Stronger laws needed for unruly passengers: IATA
April 10, 2014, Geneva, Sui. - The International Air Transport Association (IATA) is calling on governments to ratify important changes to the Tokyo Convention 1963 which were agreed at a diplomatic conference in Montreal last week. The Tokyo Convention provides the legal framework for dealing with passengers whose unruly or disruptive behaviour leads to physical assault or poses a threat to the safety of a flight.
"This agreement is good news for everybody who flies—passengers and crew alike. The changes, along with the measures already being taken by airlines, will provide an effective deterrent for unacceptable behaviour on board aircraft. But governments must now follow-up on the success of the diplomatic conference and ratify the new protocol. With some 300 incidents of unruly behaviour being reported each week, we urge governments to move quickly," said Tony Tyler, IATA’s Director General and CEO.
Some 100 governments attended the diplomatic conference that agreed the changes, which will come into force when 22 states ratify the protocol to the Tokyo Convention. The International Civil Aviation Organization (ICAO) has driven the process through from initial proposal to a new treaty in five years, a relatively short length of time for a new protocol to be agreed.
By extending the jurisdiction from the country of aircraft registration to the destination country, the protocol closes a loophole which allowed many serious offences to escape legal action. The agreed changes give greater clarity to the definition of unruly behaviour (such as including the threat of or actual physical assault, or refusal to follow safety-related instructions). There are also new provisions to deal with the recovery of significant costs arising from unruly behaviour.

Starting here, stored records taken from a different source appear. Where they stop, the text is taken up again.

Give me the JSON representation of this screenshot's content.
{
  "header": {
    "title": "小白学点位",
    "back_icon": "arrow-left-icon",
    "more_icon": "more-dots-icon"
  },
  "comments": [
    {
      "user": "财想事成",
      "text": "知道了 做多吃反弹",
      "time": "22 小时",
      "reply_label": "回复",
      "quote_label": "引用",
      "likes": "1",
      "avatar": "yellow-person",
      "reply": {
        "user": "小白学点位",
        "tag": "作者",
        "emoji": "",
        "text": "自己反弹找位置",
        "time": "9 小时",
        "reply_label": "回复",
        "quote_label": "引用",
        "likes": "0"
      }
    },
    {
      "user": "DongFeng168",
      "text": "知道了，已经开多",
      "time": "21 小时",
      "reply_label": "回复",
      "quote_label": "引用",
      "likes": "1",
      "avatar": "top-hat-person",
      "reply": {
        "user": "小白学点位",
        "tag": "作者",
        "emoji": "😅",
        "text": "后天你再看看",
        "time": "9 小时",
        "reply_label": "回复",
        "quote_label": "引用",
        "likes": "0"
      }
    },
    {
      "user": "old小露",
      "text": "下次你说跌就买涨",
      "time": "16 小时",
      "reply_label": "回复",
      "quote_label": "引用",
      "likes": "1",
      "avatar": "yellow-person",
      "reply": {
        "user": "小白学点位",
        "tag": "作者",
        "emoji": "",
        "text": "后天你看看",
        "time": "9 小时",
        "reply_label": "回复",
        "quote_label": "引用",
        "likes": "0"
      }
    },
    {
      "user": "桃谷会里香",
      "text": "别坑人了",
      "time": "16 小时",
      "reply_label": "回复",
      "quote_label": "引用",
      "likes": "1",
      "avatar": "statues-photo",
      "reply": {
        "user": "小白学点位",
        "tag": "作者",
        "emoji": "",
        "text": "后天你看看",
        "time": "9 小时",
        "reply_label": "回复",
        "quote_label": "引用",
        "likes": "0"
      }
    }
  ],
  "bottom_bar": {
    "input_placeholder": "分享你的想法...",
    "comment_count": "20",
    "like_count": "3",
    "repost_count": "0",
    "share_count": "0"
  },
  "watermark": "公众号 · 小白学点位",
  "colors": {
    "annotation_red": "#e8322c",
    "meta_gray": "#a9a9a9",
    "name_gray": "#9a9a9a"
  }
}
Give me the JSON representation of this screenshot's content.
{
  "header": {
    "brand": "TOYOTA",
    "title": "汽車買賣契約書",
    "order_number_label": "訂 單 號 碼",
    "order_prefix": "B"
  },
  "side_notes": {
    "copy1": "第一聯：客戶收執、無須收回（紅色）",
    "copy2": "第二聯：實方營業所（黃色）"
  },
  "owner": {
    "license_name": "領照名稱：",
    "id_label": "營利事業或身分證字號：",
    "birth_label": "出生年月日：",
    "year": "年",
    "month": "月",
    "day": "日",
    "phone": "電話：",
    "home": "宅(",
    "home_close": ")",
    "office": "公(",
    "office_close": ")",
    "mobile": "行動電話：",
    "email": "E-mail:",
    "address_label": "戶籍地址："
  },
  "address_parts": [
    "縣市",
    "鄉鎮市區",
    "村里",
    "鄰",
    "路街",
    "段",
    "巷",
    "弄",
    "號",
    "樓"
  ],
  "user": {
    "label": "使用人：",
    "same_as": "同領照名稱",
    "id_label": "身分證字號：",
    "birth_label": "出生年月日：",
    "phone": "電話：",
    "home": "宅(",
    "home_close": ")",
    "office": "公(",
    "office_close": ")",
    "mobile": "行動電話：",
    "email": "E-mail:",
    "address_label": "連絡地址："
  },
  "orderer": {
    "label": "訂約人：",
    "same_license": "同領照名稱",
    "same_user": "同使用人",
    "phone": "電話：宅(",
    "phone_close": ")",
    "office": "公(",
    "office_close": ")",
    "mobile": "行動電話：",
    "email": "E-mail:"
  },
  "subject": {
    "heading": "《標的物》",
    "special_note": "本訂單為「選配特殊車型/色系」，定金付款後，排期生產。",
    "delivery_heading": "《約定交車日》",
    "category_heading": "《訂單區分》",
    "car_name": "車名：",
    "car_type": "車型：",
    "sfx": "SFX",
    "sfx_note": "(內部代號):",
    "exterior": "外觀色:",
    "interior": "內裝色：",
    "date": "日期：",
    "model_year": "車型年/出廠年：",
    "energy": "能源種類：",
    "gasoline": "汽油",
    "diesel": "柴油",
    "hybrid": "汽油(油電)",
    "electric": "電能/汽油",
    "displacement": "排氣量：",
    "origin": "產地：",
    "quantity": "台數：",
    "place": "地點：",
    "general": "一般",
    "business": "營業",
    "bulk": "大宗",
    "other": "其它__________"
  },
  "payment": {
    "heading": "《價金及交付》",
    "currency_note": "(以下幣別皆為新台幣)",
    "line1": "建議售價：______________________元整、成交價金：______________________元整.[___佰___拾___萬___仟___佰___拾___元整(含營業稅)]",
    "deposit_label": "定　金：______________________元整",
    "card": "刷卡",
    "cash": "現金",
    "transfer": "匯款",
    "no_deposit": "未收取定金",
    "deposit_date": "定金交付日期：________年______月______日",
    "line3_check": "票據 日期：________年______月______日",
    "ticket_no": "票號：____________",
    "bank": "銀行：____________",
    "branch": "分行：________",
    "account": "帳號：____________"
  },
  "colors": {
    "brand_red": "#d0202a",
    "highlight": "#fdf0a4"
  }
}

"Unruly passengers are a very small minority. But unacceptable behaviour on board an aircraft can have serious consequences for the safety of all on board. The goal is to effectively deter such behavior and ensure safe flights for all by making the consequences of such behavior clear and enforceable," said Tyler.